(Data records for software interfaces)

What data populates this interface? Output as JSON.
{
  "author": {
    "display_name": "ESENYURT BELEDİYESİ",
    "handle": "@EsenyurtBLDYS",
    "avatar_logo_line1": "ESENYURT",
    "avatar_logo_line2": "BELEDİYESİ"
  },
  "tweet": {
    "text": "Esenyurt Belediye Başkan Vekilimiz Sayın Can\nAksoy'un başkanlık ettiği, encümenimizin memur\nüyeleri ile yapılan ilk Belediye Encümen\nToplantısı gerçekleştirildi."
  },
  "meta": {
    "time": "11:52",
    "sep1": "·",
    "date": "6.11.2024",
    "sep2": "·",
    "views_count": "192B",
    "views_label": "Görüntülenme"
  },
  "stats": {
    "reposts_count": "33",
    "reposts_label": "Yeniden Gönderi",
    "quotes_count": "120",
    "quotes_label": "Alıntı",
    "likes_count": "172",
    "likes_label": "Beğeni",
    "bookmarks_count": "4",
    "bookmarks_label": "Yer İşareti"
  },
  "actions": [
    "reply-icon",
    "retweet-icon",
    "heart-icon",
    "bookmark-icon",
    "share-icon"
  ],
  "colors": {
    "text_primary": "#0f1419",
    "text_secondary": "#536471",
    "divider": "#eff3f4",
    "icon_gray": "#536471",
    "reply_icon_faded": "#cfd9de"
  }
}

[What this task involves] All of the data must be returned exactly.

[Your response]
What data populates this interface? Output as JSON.
{
  "author": {
    "display_name": "ESENYURT BELEDİYESİ",
    "handle": "@EsenyurtBLDYS",
    "avatar_logo_line1": "ESENYURT",
    "avatar_logo_line2": "BELEDİYESİ"
  },
  "tweet": {
    "text": "Esenyurt Belediye Başkan Vekilimiz Sayın Can\nAksoy'un başkanlık ettiği, encümenimizin memur\nüyeleri ile yapılan ilk Belediye Encümen\nToplantısı gerçekleştirildi."
  },
  "meta": {
    "time": "11:52",
    "sep1": "·",
    "date": "6.11.2024",
    "sep2": "·",
    "views_count": "192B",
    "views_label": "Görüntülenme"
  },
  "stats": {
    "reposts_count": "33",
    "reposts_label": "Yeniden Gönderi",
    "quotes_count": "120",
    "quotes_label": "Alıntı",
    "likes_count": "172",
    "likes_label": "Beğeni",
    "bookmarks_count": "4",
    "bookmarks_label": "Yer İşareti"
  },
  "actions": [
    "reply-icon",
    "retweet-icon",
    "heart-icon",
    "bookmark-icon",
    "share-icon"
  ],
  "colors": {
    "text_primary": "#0f1419",
    "text_secondary": "#536471",
    "divider": "#eff3f4",
    "icon_gray": "#536471",
    "reply_icon_faded": "#cfd9de"
  }
}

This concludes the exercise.